Pander 4 (Winter 1998)
Titanic, directed and written by James Cameron – with Leonardo di Caprio, Kate Winslett, Billy Zane, Kathy Bates – (USA, 1997).
James Cameron, dir.: Titanic (1997)
Third thoughts on Titanic … No, I haven’t been to see it three times – I leave that to moony girls in Language Schools. Twice, though, that seems not excessive. After all, it has ceased to be a film and become a cultural phenomenon.
I went to see it first in the middle of December last year, and this is what I find written in my diary under that date:

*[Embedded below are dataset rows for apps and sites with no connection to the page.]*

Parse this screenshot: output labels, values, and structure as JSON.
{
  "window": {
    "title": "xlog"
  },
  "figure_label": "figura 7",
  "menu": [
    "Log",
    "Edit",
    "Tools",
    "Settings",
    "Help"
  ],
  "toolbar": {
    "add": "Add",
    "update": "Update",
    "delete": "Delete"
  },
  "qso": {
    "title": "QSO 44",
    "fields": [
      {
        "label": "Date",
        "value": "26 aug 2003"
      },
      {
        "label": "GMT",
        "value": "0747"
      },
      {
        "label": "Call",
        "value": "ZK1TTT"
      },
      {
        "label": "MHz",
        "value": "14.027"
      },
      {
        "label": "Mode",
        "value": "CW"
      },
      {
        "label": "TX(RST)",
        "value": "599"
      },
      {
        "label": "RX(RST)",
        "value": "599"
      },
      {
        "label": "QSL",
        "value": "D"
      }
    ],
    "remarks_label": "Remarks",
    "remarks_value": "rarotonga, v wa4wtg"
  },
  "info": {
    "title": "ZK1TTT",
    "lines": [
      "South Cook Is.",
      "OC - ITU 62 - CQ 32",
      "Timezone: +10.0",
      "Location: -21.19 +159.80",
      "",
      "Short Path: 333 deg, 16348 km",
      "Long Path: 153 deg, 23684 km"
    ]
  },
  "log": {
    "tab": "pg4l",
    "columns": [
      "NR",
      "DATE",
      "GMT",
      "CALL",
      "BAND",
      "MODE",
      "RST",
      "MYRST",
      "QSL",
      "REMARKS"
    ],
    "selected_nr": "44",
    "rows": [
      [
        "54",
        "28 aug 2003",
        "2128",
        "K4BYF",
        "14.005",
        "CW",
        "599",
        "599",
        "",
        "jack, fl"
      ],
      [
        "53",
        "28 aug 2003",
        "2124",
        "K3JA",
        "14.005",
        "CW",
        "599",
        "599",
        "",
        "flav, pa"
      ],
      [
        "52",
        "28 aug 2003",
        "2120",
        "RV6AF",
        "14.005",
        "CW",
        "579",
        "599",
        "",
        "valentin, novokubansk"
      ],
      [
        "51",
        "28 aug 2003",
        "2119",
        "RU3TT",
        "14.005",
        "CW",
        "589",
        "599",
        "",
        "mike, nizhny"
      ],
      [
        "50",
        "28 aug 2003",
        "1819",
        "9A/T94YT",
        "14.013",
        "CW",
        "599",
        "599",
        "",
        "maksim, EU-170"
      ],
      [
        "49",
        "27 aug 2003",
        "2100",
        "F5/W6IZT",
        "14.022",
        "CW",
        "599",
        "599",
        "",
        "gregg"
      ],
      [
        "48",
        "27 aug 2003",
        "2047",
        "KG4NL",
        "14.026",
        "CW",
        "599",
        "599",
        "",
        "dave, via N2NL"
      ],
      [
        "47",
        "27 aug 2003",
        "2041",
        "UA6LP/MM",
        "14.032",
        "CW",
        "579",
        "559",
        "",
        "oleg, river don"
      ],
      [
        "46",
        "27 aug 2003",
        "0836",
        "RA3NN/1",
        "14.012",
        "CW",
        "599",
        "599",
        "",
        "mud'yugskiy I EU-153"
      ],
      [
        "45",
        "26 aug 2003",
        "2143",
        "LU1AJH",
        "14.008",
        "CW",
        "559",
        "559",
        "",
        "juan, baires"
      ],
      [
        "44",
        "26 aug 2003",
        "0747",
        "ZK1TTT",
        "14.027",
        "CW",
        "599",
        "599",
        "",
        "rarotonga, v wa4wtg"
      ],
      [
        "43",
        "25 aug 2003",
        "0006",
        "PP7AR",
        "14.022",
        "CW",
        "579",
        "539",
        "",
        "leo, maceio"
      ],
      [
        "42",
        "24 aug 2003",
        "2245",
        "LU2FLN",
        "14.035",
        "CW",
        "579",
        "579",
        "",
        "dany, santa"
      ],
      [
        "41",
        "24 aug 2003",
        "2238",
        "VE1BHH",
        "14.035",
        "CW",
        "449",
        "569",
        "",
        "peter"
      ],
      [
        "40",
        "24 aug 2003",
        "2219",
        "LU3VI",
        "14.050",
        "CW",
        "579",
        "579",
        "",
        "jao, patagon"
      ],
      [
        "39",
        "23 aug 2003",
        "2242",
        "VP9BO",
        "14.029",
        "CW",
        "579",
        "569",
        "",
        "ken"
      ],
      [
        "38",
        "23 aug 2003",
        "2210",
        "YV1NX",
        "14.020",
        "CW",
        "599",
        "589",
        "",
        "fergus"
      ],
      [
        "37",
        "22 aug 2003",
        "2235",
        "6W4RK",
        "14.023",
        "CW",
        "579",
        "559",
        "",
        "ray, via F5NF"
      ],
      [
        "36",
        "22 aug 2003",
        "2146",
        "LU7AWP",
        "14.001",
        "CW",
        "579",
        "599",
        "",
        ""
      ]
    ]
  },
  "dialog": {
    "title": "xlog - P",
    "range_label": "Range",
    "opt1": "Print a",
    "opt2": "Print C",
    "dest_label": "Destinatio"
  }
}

“So is it a colossal, floating turkey? It’s tempting simply to reply ‘yes’ and leave it at that, but it’s perhaps too facile a response. The love-triangle is mawkish and silly, with Billy Zane posturing like any Dion Boucicault Sir Jasper (“So, my proud beauty!”), and the principals doing a strange reprise of Cruise and Kidman in Home and Away. Yet there are moments of undoubted awe and grandeur in it – not so much the special effects as the little scenes like the father putting his child in a boat: “There’ll be another boat for daddies later on,” which have a kind of grave sentimental majesty about them. And then there’s poor Jack freezing in the water – for a moment his pale face and blackened lips take us back to the days of the silent screen: Way Down East – that scene with the ice-floes and the waterfall. When it’s good, it’s in that silent movie way. But those who are describing James Cameron as Cecil B. DeMille redivivus have a point. There’s more of DeMille than of D. W. Griffiths in it, unfortunately. Nor does it really end there. The Titanic was an unlucky ship. It remains to be seen if this is an unlucky film, but the sheer scale of the production certainly echoes the hubris of those shipbuilders of long ago. As Hardy put it at the time:
What does this vaingloriousness down here?”
Well, don’t I have egg on my face! As the film slowly bumbled its way from box-office phenomenon to critical acclaim, from Golden Globes to Oscars, I began to think that maybe I wasn’t such hot shit as a prophet after all. So I went back to see it again.
Undeniably, it has charm. Nobody does any acting to speak of, but then they don’t really have to. In a sense, the less you expect of it, the more it delivers. Unless he’s forgotten how recently, diCaprio can act (Gilbert Grape, This Boy’s Life), and Kate Winslet is of course a genius, but here they’re basically used as props (I do love that scene with her sloshing through the corridor with axe held high – she looks so intrepid and absurd at the same time).
Of course, we’ve seen these big films before: Dances with Wolves, The Last Emperor. They clean up, then they go away. It was Billy Wilder who reminded us that nobody ever said: “Hey, let’s go and see that movie. I hear it came in under budget!”
Is there any more to it than that? More to it than that mawkish moment at the Oscars when Cameron claimed a milli-second’s silence for the victims of the catastrophe? For a moment it grasps at dignity – it gestures towards Orphans of the Storm. It contents itself, finally, with The Ten Commandments, but maybe that’s not altogether a bad thing.